## Task brief
Sort through the material below and copy each line with "name".

## Extracted information
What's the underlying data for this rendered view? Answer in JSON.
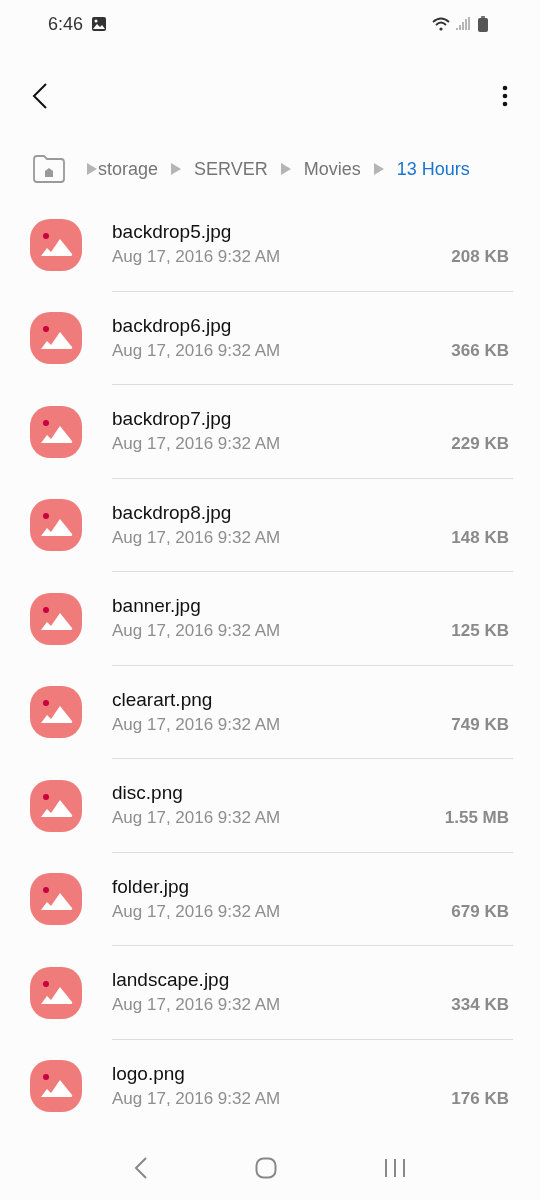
{
  "status_bar": {
    "time": "6:46"
  },
  "breadcrumbs": [
    {
      "label": "storage",
      "selected": false
    },
    {
      "label": "SERVER",
      "selected": false
    },
    {
      "label": "Movies",
      "selected": false
    },
    {
      "label": "13 Hours",
      "selected": true
    }
  ],
  "files": [
    {
      "name": "backdrop5.jpg",
      "date": "Aug 17, 2016 9:32 AM",
      "size": "208 KB"
    },
    {
      "name": "backdrop6.jpg",
      "date": "Aug 17, 2016 9:32 AM",
      "size": "366 KB"
    },
    {
      "name": "backdrop7.jpg",
      "date": "Aug 17, 2016 9:32 AM",
      "size": "229 KB"
    },
    {
      "name": "backdrop8.jpg",
      "date": "Aug 17, 2016 9:32 AM",
      "size": "148 KB"
    },
    {
      "name": "banner.jpg",
      "date": "Aug 17, 2016 9:32 AM",
      "size": "125 KB"
    },
    {
      "name": "clearart.png",
      "date": "Aug 17, 2016 9:32 AM",
      "size": "749 KB"
    },
    {
      "name": "disc.png",
      "date": "Aug 17, 2016 9:32 AM",
      "size": "1.55 MB"
    },
    {
      "name": "folder.jpg",
      "date": "Aug 17, 2016 9:32 AM",
      "size": "679 KB"
    },
    {
      "name": "landscape.jpg",
      "date": "Aug 17, 2016 9:32 AM",
      "size": "334 KB"
    },
    {
      "name": "logo.png",
      "date": "Aug 17, 2016 9:32 AM",
      "size": "176 KB"
    }
  ]
}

## Exercise output
      "name": "backdrop5.jpg",
      "name": "backdrop6.jpg",
      "name": "backdrop7.jpg",
      "name": "backdrop8.jpg",
      "name": "banner.jpg",
      "name": "clearart.png",
      "name": "disc.png",
      "name": "folder.jpg",
      "name": "landscape.jpg",
      "name": "logo.png",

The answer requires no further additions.